The Land Back movement is not only about land ownership, it is also about reclaiming a culture and an education that has long been repressed, suppressed and silenced. Many Indigenous skills and knowledge, usually passed down from generation to generation, have unfortunately been lost or forgotten over time. An important part of Indigenous cultures is the connection to nature and the cohabitation with the elements. This applies as much to the symbolism of the natural elements as it does to the ways in which their resources can be used, for agriculture and medicine for example.

Some of the artists presented reappropriate ancestral techniques as an act of perpetuation, homage or resistance. Carrie Alllison uses beadwork to represent medicinal flowers indigenous to northwestern Alberta. Erin Gingrich uses sculpture to represent key elements of her community’s subsistence practices such as fishing and cranberry picking. While Christi Belcourt is inspired by floral motifs and Métis beadwork renderings in her work, replacing the roundness of the beads with paint dots made with a needle head.

As a cornerstone of this exhibition, Jeffrey Gibson presents his video I Was Here (2018), a return to the land as imagined as literal – a deep rootedness in the land and the nurturing earth. Marking the ground with an anonymous scar, it is through performative gesture that Julia Rose Sutherland has invested the exterior of this gallery; a hole in the landscape as a place of opening.

This fraction of the Biennial is placed as an ode to the privileged link that unites indigenous peoples to this land and to its protection.

We would like to acknowledge that BACA is located on unceded Indigenous lands. The Kanien’kehá:ka Nation is recognized as the custodians of the lands and waters on which we gather today. Tiohtiá:ke commonly known as Montreal is historically known as a gathering place for many First Nations. Today, it is home to a diverse population of Indigenous and other peoples. We respect the continued connections with the past, present, and future in our ongoing relationships with Indigenous and other peoples within the Montreal community.

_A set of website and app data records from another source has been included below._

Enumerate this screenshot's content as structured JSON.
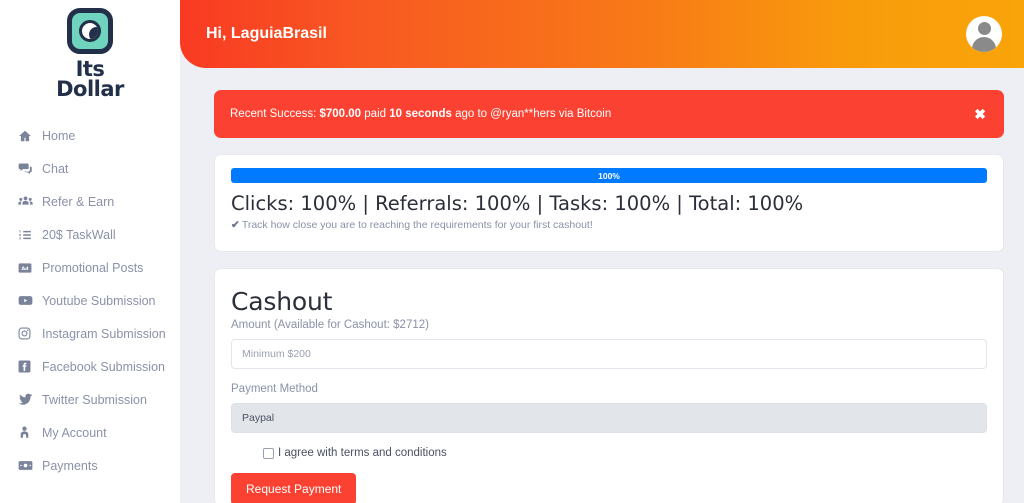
{
  "sidebar": {
    "logo": {
      "icon": "camera-lens-icon",
      "line1": "Its",
      "line2": "Dollar"
    },
    "items": [
      {
        "label": "Home",
        "icon": "home-icon"
      },
      {
        "label": "Chat",
        "icon": "chat-icon"
      },
      {
        "label": "Refer & Earn",
        "icon": "users-icon"
      },
      {
        "label": "20$ TaskWall",
        "icon": "list-ol-icon"
      },
      {
        "label": "Promotional Posts",
        "icon": "ad-icon"
      },
      {
        "label": "Youtube Submission",
        "icon": "youtube-icon"
      },
      {
        "label": "Instagram Submission",
        "icon": "instagram-icon"
      },
      {
        "label": "Facebook Submission",
        "icon": "facebook-icon"
      },
      {
        "label": "Twitter Submission",
        "icon": "twitter-icon"
      },
      {
        "label": "My Account",
        "icon": "user-tie-icon"
      },
      {
        "label": "Payments",
        "icon": "money-bill-icon"
      }
    ]
  },
  "header": {
    "greeting": "Hi, LaguiaBrasil",
    "avatar_icon": "user-avatar-icon",
    "gradient_start": "#f93a23",
    "gradient_end": "#f9a409"
  },
  "alert": {
    "prefix": "Recent Success:",
    "amount": "$700.00",
    "middle": "paid",
    "time": "10 seconds",
    "suffix": "ago to @ryan**hers via Bitcoin",
    "close_label": "✖",
    "background": "#fb4232"
  },
  "progress": {
    "percent_label": "100%",
    "percent_value": 100,
    "bar_color": "#007bff",
    "stats": "Clicks: 100% | Referrals: 100% | Tasks: 100% | Total: 100%",
    "check_icon": "✔",
    "note": "Track how close you are to reaching the requirements for your first cashout!"
  },
  "cashout": {
    "title": "Cashout",
    "amount_label": "Amount (Available for Cashout: $2712)",
    "amount_placeholder": "Minimum $200",
    "amount_value": "",
    "payment_label": "Payment Method",
    "payment_selected": "Paypal",
    "terms_text": "I agree with terms and conditions",
    "terms_checked": false,
    "submit_label": "Request Payment",
    "submit_color": "#fb4232"
  }
}
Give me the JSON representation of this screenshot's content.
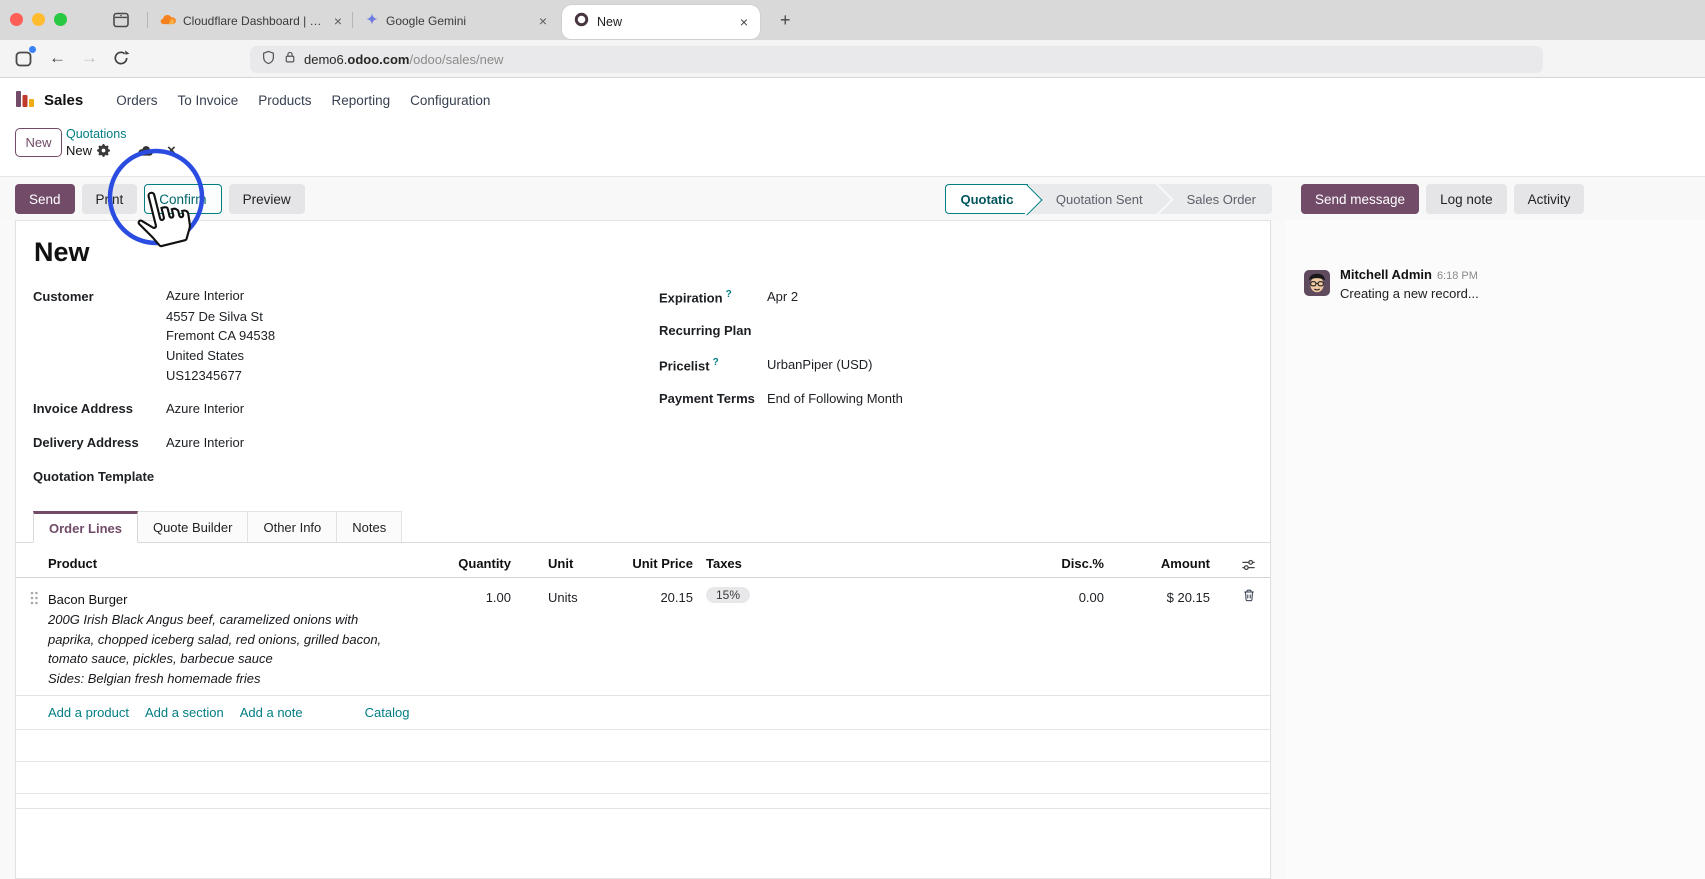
{
  "colors": {
    "odoo_purple": "#714B67",
    "odoo_teal": "#017E84",
    "annotation_blue": "#2B4CE0"
  },
  "browser": {
    "close_glyph": "×",
    "new_tab_glyph": "+",
    "tabs": [
      {
        "title": "Cloudflare Dashboard | Manage"
      },
      {
        "title": "Google Gemini"
      },
      {
        "title": "New"
      }
    ],
    "nav_glyphs": {
      "back": "←",
      "forward": "→"
    },
    "url": {
      "host": "demo6.",
      "domain": "odoo.com",
      "path": "/odoo/sales/new"
    }
  },
  "nav": {
    "app": "Sales",
    "items": [
      "Orders",
      "To Invoice",
      "Products",
      "Reporting",
      "Configuration"
    ]
  },
  "breadcrumb": {
    "new_button": "New",
    "parent": "Quotations",
    "current": "New",
    "discard_glyph": "×"
  },
  "control": {
    "send": "Send",
    "print": "Print",
    "confirm": "Confirm",
    "preview": "Preview",
    "statusbar": [
      "Quotation",
      "Quotation Sent",
      "Sales Order"
    ],
    "chatter_buttons": [
      "Send message",
      "Log note",
      "Activity"
    ]
  },
  "form": {
    "title": "New",
    "customer_label": "Customer",
    "customer_name": "Azure Interior",
    "customer_address": [
      "4557 De Silva St",
      "Fremont CA 94538",
      "United States",
      "US12345677"
    ],
    "invoice_label": "Invoice Address",
    "invoice_value": "Azure Interior",
    "delivery_label": "Delivery Address",
    "delivery_value": "Azure Interior",
    "template_label": "Quotation Template",
    "expiration_label": "Expiration",
    "expiration_help": "?",
    "expiration_value": "Apr 2",
    "recurring_label": "Recurring Plan",
    "pricelist_label": "Pricelist",
    "pricelist_help": "?",
    "pricelist_value": "UrbanPiper (USD)",
    "payment_label": "Payment Terms",
    "payment_value": "End of Following Month"
  },
  "notebook": {
    "tabs": [
      "Order Lines",
      "Quote Builder",
      "Other Info",
      "Notes"
    ]
  },
  "table": {
    "headers": {
      "product": "Product",
      "quantity": "Quantity",
      "unit": "Unit",
      "unit_price": "Unit Price",
      "taxes": "Taxes",
      "disc": "Disc.%",
      "amount": "Amount"
    },
    "row": {
      "product": "Bacon Burger",
      "description": [
        "200G Irish Black Angus beef, caramelized onions with",
        "paprika, chopped iceberg salad, red onions, grilled bacon,",
        "tomato sauce, pickles, barbecue sauce",
        "Sides: Belgian fresh homemade fries"
      ],
      "quantity": "1.00",
      "unit": "Units",
      "unit_price": "20.15",
      "tax": "15%",
      "disc": "0.00",
      "amount": "$ 20.15"
    },
    "links": [
      "Add a product",
      "Add a section",
      "Add a note",
      "Catalog"
    ]
  },
  "chatter": {
    "author": "Mitchell Admin",
    "time": "6:18 PM",
    "message": "Creating a new record..."
  }
}
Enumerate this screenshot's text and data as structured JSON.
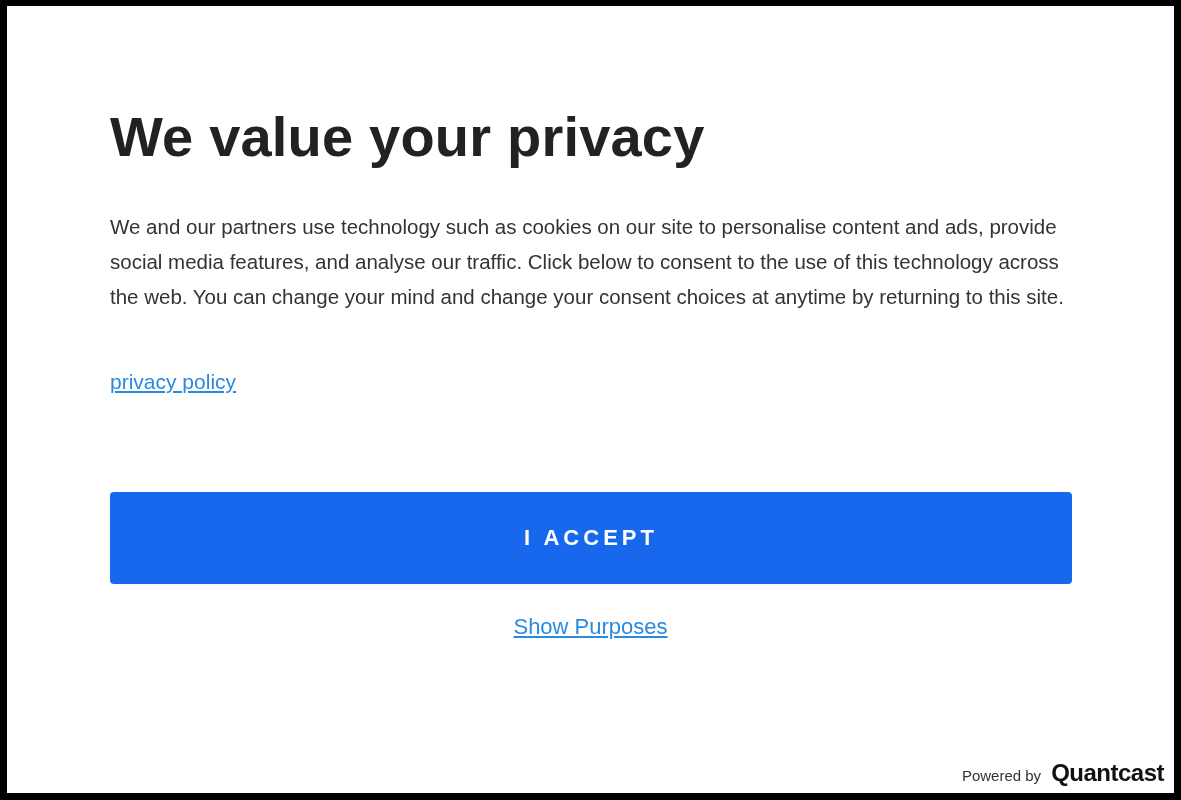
{
  "dialog": {
    "title": "We value your privacy",
    "body": "We and our partners use technology such as cookies on our site to personalise content and ads, provide social media features, and analyse our traffic. Click below to consent to the use of this technology across the web. You can change your mind and change your consent choices at anytime by returning to this site.",
    "privacy_link": "privacy policy",
    "accept_button": "I ACCEPT",
    "purposes_link": "Show Purposes",
    "footer": {
      "powered_by": "Powered by",
      "brand": "Quantcast"
    }
  }
}
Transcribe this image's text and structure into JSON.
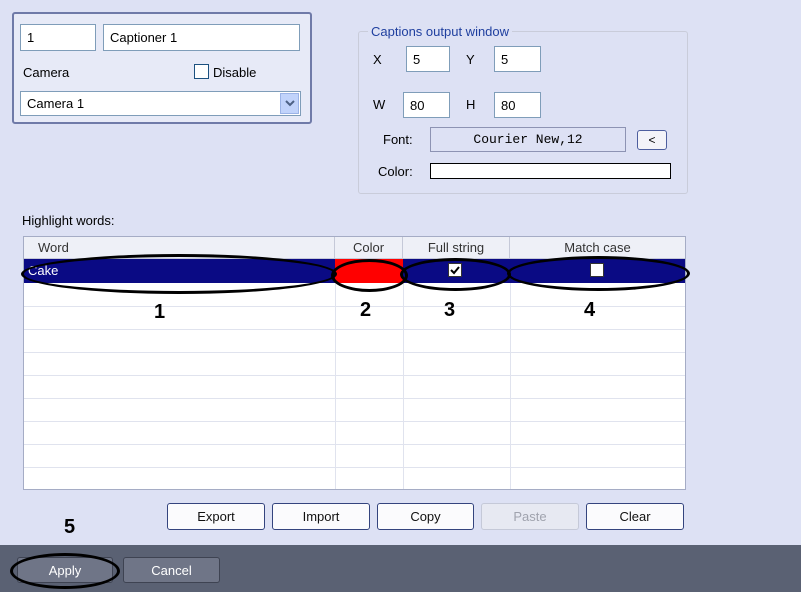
{
  "main": {
    "id_value": "1",
    "name_value": "Captioner 1",
    "camera_label": "Camera",
    "disable_label": "Disable",
    "camera_select_value": "Camera 1",
    "caption_window": {
      "legend": "Captions output window",
      "x_label": "X",
      "x_value": "5",
      "y_label": "Y",
      "y_value": "5",
      "w_label": "W",
      "w_value": "80",
      "h_label": "H",
      "h_value": "80",
      "font_label": "Font:",
      "font_value": "Courier New,12",
      "font_button_label": "<",
      "color_label": "Color:"
    },
    "highlight_label": "Highlight words:",
    "grid": {
      "columns": [
        "Word",
        "Color",
        "Full string",
        "Match case"
      ],
      "rows": [
        {
          "word": "Cake",
          "color": "#ff0000",
          "full_string": true,
          "match_case": false
        }
      ]
    },
    "buttons": {
      "export": "Export",
      "import": "Import",
      "copy": "Copy",
      "paste": "Paste",
      "clear": "Clear"
    }
  },
  "bottom": {
    "apply": "Apply",
    "cancel": "Cancel"
  },
  "annotations": [
    "1",
    "2",
    "3",
    "4",
    "5"
  ],
  "colors": {
    "selection": "#0a0a84",
    "panel": "#dde1f4",
    "bottom_bar": "#5a6173"
  },
  "icons": {
    "checkbox_checked": "check-icon",
    "dropdown": "chevron-down-icon"
  }
}
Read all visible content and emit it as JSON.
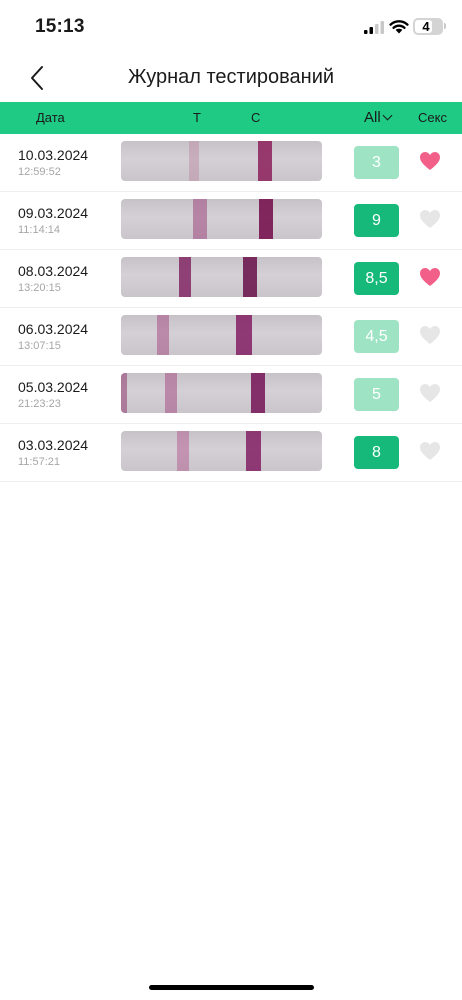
{
  "status_bar": {
    "time": "15:13",
    "battery": "4"
  },
  "nav": {
    "title": "Журнал тестирований"
  },
  "header": {
    "date": "Дата",
    "t": "T",
    "c": "C",
    "filter": "All",
    "sex": "Секс"
  },
  "colors": {
    "accent": "#1fcb84",
    "badge_dark": "#16b97a",
    "badge_light": "#9ee3c4",
    "heart_on": "#f26089",
    "heart_off": "#e6e6e6"
  },
  "entries": [
    {
      "date": "10.03.2024",
      "time": "12:59:52",
      "value": "3",
      "badge_tone": "light",
      "sex": true
    },
    {
      "date": "09.03.2024",
      "time": "11:14:14",
      "value": "9",
      "badge_tone": "dark",
      "sex": false
    },
    {
      "date": "08.03.2024",
      "time": "13:20:15",
      "value": "8,5",
      "badge_tone": "dark",
      "sex": true
    },
    {
      "date": "06.03.2024",
      "time": "13:07:15",
      "value": "4,5",
      "badge_tone": "light",
      "sex": false
    },
    {
      "date": "05.03.2024",
      "time": "21:23:23",
      "value": "5",
      "badge_tone": "light",
      "sex": false
    },
    {
      "date": "03.03.2024",
      "time": "11:57:21",
      "value": "8",
      "badge_tone": "dark",
      "sex": false
    }
  ]
}
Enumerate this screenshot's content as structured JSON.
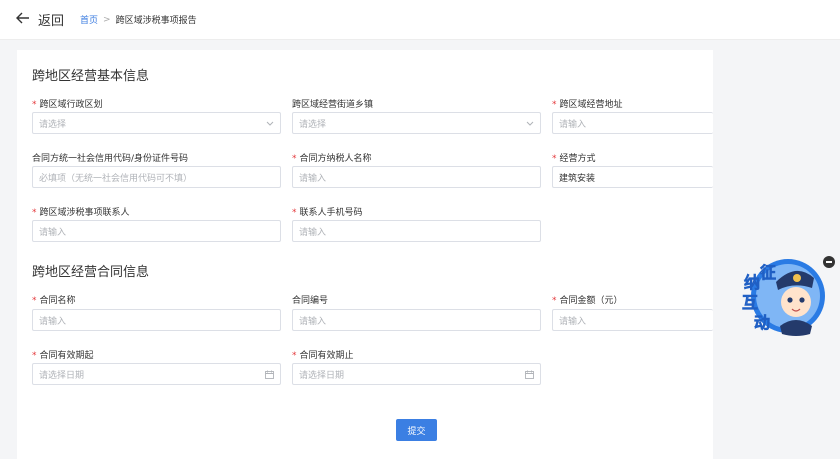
{
  "header": {
    "back_label": "返回",
    "breadcrumb_home": "首页",
    "breadcrumb_separator": ">",
    "breadcrumb_current": "跨区域涉税事项报告"
  },
  "basic": {
    "title": "跨地区经营基本信息",
    "admin_region": {
      "label": "跨区域行政区划",
      "placeholder": "请选择",
      "required": true
    },
    "street_town": {
      "label": "跨区域经营街道乡镇",
      "placeholder": "请选择",
      "required": false
    },
    "address": {
      "label": "跨区域经营地址",
      "placeholder": "请输入",
      "required": true
    },
    "credit_code": {
      "label": "合同方统一社会信用代码/身份证件号码",
      "placeholder": "必填项（无统一社会信用代码可不填）",
      "required": false
    },
    "taxpayer_name": {
      "label": "合同方纳税人名称",
      "placeholder": "请输入",
      "required": true
    },
    "business_mode": {
      "label": "经营方式",
      "value": "建筑安装",
      "required": true
    },
    "contact": {
      "label": "跨区域涉税事项联系人",
      "placeholder": "请输入",
      "required": true
    },
    "phone": {
      "label": "联系人手机号码",
      "placeholder": "请输入",
      "required": true
    }
  },
  "contract": {
    "title": "跨地区经营合同信息",
    "name": {
      "label": "合同名称",
      "placeholder": "请输入",
      "required": true
    },
    "number": {
      "label": "合同编号",
      "placeholder": "请输入",
      "required": false
    },
    "amount": {
      "label": "合同金额（元）",
      "placeholder": "请输入",
      "required": true
    },
    "start_date": {
      "label": "合同有效期起",
      "placeholder": "请选择日期",
      "required": true
    },
    "end_date": {
      "label": "合同有效期止",
      "placeholder": "请选择日期",
      "required": true
    }
  },
  "submit_label": "提交",
  "required_mark": "*",
  "mascot": {
    "chars": [
      "征",
      "纳",
      "互",
      "动"
    ],
    "colors": {
      "ring": "#2a7be4",
      "text": "#1f5fc4",
      "face": "#ffe3cc",
      "cap": "#243a6b"
    }
  },
  "icons": {
    "back": "arrow-left-icon",
    "select": "chevron-down-icon",
    "date": "calendar-icon",
    "close_widget": "minus-circle-icon"
  },
  "colors": {
    "primary": "#3b7fe3",
    "link": "#3a7be0",
    "required": "#e4393c",
    "border": "#dcdfe6",
    "page_bg": "#f4f5f7"
  }
}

The Biennale d’art contemporain autochtone (BACA) thanks the Canada Council for the Arts, the Government of Quebec (Conseil des arts et des lettres du Québec, Fonds d’investissement pour le rayonnement de la Métropole), Tourisme Montréal, the Conseil des arts de Montréal, Stewart Hall Art Gallery and its other presenting partners.